One of the first question I always ask when I meet one of our police officers or firefighters is “where do you live?”, and most of the time it’s a suburb or even a city far outside the metro area. They, along with teachers and so many other of our middle-class workers, should be able to live in the city they serve.
Q: Bottom line, overall, why should people vote for you? What’s your pitch to the voters?
A: The people here in District 9 should vote for me due to my strong record of service, commitment, and responsiveness to our people and the issues in our neighborhoods. I am not just someone who came out of the woodwork to run for office because there is an open seat – I have put in the work that I believe someone seeking a council seat should have on their resume. My experience, success, and drive to make Atlanta and our neighborhoods better has earned me the endorsements of current District 9 Councilmember Felicia Moore, the International Brotherhood of Police Officers – Local 623, Atlanta Professional Fire Fighters, and the Professional Association of City Employees.
I live in northwest Atlanta and District 9 because that is where my wife, Lindsey, and I chose to raise our family. We are excitedly awaiting the birth of our first child, a boy, in less than a month! We have been engaged in our neighborhood and have supported our local school (long before we planned to have a baby) in hopes of bettering our neighborhood and city. All Atlantans deserve a clean and safe city to live, work, and play in.
In addition to working as the Special Projects Director for Councilmember Moore, I have served on my Riverside Neighborhood Association board for many years as President, Vice President, and Chair of Public Safety. I have also been very active in my Neighborhood Planning Unit (NPU-D) and have been actively engaged in many other neighborhoods and NPUs throughout District 9. Professionally, I am an ICU nurse at Emory, where I also served on the Serious Communicable Disease Unit during the Ebola outbreak. My strong interest in service led me to pursue my Masters of Public Administration, which I graduated with last year.
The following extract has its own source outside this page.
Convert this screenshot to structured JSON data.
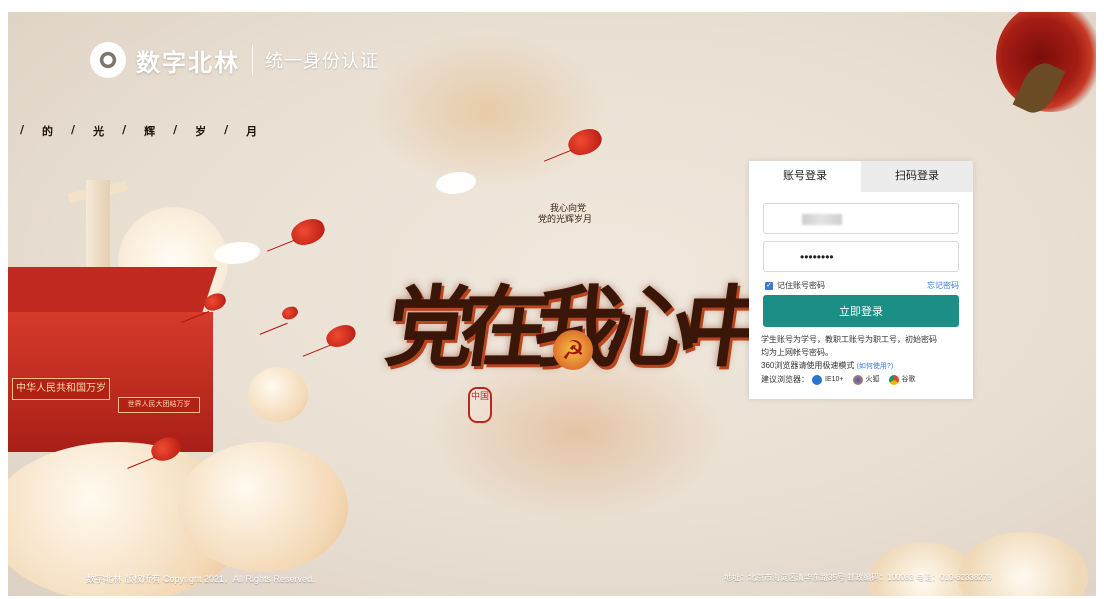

I have a deep compassion for helping people and tackling tough issues, and with my experience and education, I am ready to continue working for District 9 and our city!